[Opening Raw data section]

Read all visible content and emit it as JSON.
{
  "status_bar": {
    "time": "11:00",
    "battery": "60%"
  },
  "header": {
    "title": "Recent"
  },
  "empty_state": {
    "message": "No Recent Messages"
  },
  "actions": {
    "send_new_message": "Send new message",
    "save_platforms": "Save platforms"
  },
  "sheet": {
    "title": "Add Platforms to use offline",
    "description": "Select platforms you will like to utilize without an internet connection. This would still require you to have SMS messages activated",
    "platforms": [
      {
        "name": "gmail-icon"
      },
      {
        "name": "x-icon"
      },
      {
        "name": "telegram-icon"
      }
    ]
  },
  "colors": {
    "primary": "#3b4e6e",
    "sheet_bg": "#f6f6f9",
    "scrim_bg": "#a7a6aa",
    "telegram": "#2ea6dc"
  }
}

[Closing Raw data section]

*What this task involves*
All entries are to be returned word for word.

*Written response*
Read all visible content and emit it as JSON.
{
  "status_bar": {
    "time": "11:00",
    "battery": "60%"
  },
  "header": {
    "title": "Recent"
  },
  "empty_state": {
    "message": "No Recent Messages"
  },
  "actions": {
    "send_new_message": "Send new message",
    "save_platforms": "Save platforms"
  },
  "sheet": {
    "title": "Add Platforms to use offline",
    "description": "Select platforms you will like to utilize without an internet connection. This would still require you to have SMS messages activated",
    "platforms": [
      {
        "name": "gmail-icon"
      },
      {
        "name": "x-icon"
      },
      {
        "name": "telegram-icon"
      }
    ]
  },
  "colors": {
    "primary": "#3b4e6e",
    "sheet_bg": "#f6f6f9",
    "scrim_bg": "#a7a6aa",
    "telegram": "#2ea6dc"
  }
}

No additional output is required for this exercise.